_How to complete this task_: If an entry includes an image, drop the image and copy the rest verbatim.

:::

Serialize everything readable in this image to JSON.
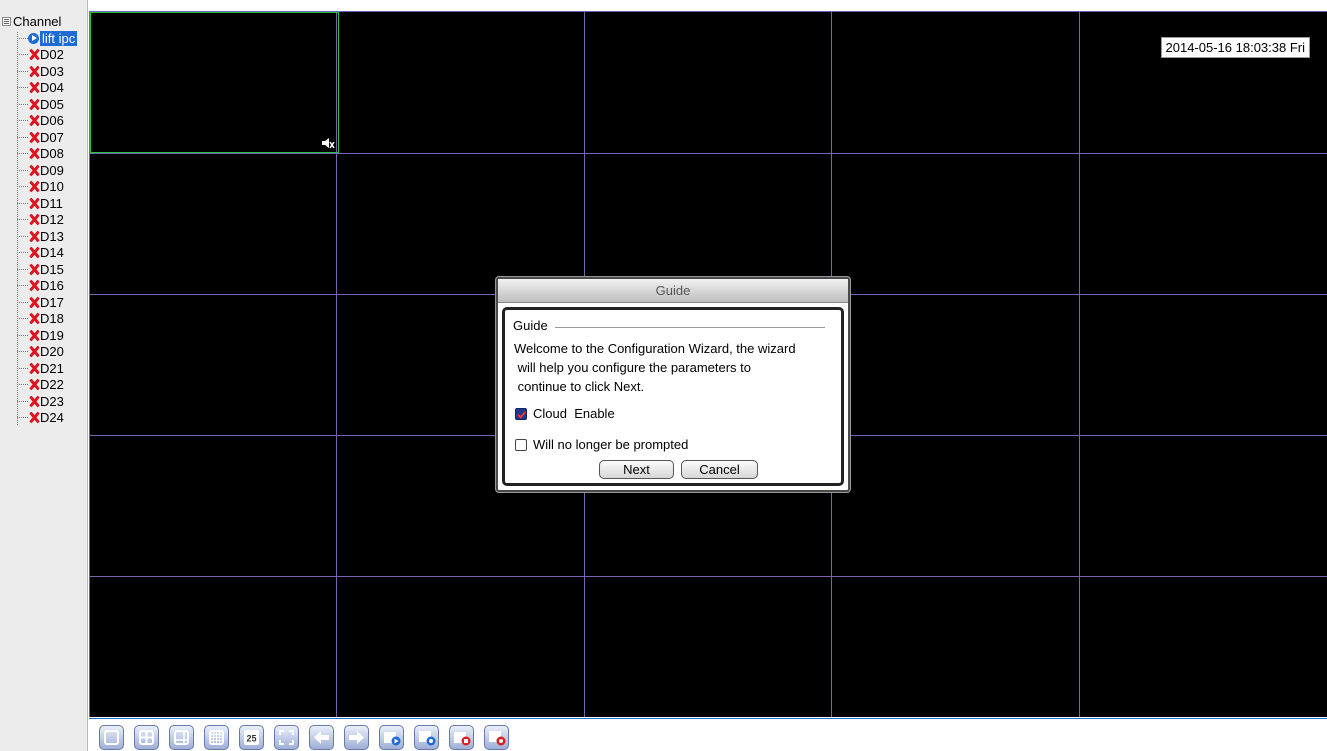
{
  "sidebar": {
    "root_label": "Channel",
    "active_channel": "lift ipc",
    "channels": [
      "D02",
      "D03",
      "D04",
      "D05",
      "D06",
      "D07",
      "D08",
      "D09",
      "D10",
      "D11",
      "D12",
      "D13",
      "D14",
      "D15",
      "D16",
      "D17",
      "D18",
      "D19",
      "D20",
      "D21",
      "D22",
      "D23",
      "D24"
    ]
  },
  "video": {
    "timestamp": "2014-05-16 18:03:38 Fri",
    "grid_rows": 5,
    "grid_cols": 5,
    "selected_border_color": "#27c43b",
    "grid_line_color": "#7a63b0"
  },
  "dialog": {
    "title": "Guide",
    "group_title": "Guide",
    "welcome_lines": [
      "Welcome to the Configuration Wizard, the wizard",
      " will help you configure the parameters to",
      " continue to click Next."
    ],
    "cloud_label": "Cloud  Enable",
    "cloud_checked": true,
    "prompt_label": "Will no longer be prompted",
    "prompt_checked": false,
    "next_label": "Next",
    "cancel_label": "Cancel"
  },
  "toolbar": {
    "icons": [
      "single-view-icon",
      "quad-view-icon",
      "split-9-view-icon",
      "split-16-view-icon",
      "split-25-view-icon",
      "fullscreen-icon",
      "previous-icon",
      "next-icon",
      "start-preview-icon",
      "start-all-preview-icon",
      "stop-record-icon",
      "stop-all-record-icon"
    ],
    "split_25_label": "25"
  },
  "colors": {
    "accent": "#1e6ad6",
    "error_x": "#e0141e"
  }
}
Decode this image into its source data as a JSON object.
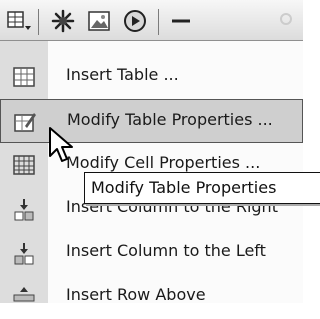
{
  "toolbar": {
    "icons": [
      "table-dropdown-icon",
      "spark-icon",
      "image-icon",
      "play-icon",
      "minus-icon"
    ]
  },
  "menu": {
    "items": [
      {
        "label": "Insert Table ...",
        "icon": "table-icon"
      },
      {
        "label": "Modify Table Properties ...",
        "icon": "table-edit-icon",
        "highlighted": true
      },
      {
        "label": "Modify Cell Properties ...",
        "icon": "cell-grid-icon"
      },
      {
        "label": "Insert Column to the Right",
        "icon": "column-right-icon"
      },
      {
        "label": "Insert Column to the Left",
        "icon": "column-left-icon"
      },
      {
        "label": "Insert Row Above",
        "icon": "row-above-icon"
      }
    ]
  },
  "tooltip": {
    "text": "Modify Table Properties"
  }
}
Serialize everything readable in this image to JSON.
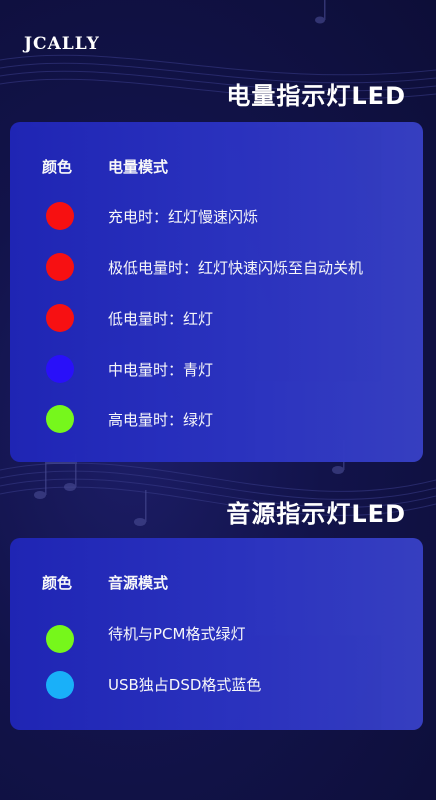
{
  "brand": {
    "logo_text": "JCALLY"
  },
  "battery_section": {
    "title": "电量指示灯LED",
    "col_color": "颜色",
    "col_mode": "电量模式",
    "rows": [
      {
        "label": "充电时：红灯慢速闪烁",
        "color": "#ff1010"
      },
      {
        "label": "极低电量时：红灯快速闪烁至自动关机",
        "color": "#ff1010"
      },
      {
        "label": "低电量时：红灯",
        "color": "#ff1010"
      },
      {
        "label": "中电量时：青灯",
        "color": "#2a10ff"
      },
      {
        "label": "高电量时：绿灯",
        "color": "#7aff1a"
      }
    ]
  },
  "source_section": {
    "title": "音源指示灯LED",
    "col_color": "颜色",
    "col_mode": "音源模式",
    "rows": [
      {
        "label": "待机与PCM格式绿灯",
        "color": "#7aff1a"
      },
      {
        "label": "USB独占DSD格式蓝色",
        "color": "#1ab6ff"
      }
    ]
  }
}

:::

_Answer to the exercise_:
Serialize everything readable in this image to JSON.
{
  "sidebar": {
    "root_label": "Channel",
    "active_channel": "lift ipc",
    "channels": [
      "D02",
      "D03",
      "D04",
      "D05",
      "D06",
      "D07",
      "D08",
      "D09",
      "D10",
      "D11",
      "D12",
      "D13",
      "D14",
      "D15",
      "D16",
      "D17",
      "D18",
      "D19",
      "D20",
      "D21",
      "D22",
      "D23",
      "D24"
    ]
  },
  "video": {
    "timestamp": "2014-05-16 18:03:38 Fri",
    "grid_rows": 5,
    "grid_cols": 5,
    "selected_border_color": "#27c43b",
    "grid_line_color": "#7a63b0"
  },
  "dialog": {
    "title": "Guide",
    "group_title": "Guide",
    "welcome_lines": [
      "Welcome to the Configuration Wizard, the wizard",
      " will help you configure the parameters to",
      " continue to click Next."
    ],
    "cloud_label": "Cloud  Enable",
    "cloud_checked": true,
    "prompt_label": "Will no longer be prompted",
    "prompt_checked": false,
    "next_label": "Next",
    "cancel_label": "Cancel"
  },
  "toolbar": {
    "icons": [
      "single-view-icon",
      "quad-view-icon",
      "split-9-view-icon",
      "split-16-view-icon",
      "split-25-view-icon",
      "fullscreen-icon",
      "previous-icon",
      "next-icon",
      "start-preview-icon",
      "start-all-preview-icon",
      "stop-record-icon",
      "stop-all-record-icon"
    ],
    "split_25_label": "25"
  },
  "colors": {
    "accent": "#1e6ad6",
    "error_x": "#e0141e"
  }
}
Decode this image into its source data as a JSON object.
{
  "toolbar": {
    "icons": [
      "table-dropdown-icon",
      "spark-icon",
      "image-icon",
      "play-icon",
      "minus-icon"
    ]
  },
  "menu": {
    "items": [
      {
        "label": "Insert Table ...",
        "icon": "table-icon"
      },
      {
        "label": "Modify Table Properties ...",
        "icon": "table-edit-icon",
        "highlighted": true
      },
      {
        "label": "Modify Cell Properties ...",
        "icon": "cell-grid-icon"
      },
      {
        "label": "Insert Column to the Right",
        "icon": "column-right-icon"
      },
      {
        "label": "Insert Column to the Left",
        "icon": "column-left-icon"
      },
      {
        "label": "Insert Row Above",
        "icon": "row-above-icon"
      }
    ]
  },
  "tooltip": {
    "text": "Modify Table Properties"
  }
}
Serialize everything readable in this image to JSON.
{
  "brand": {
    "logo_text": "JCALLY"
  },
  "battery_section": {
    "title": "电量指示灯LED",
    "col_color": "颜色",
    "col_mode": "电量模式",
    "rows": [
      {
        "label": "充电时：红灯慢速闪烁",
        "color": "#ff1010"
      },
      {
        "label": "极低电量时：红灯快速闪烁至自动关机",
        "color": "#ff1010"
      },
      {
        "label": "低电量时：红灯",
        "color": "#ff1010"
      },
      {
        "label": "中电量时：青灯",
        "color": "#2a10ff"
      },
      {
        "label": "高电量时：绿灯",
        "color": "#7aff1a"
      }
    ]
  },
  "source_section": {
    "title": "音源指示灯LED",
    "col_color": "颜色",
    "col_mode": "音源模式",
    "rows": [
      {
        "label": "待机与PCM格式绿灯",
        "color": "#7aff1a"
      },
      {
        "label": "USB独占DSD格式蓝色",
        "color": "#1ab6ff"
      }
    ]
  }
}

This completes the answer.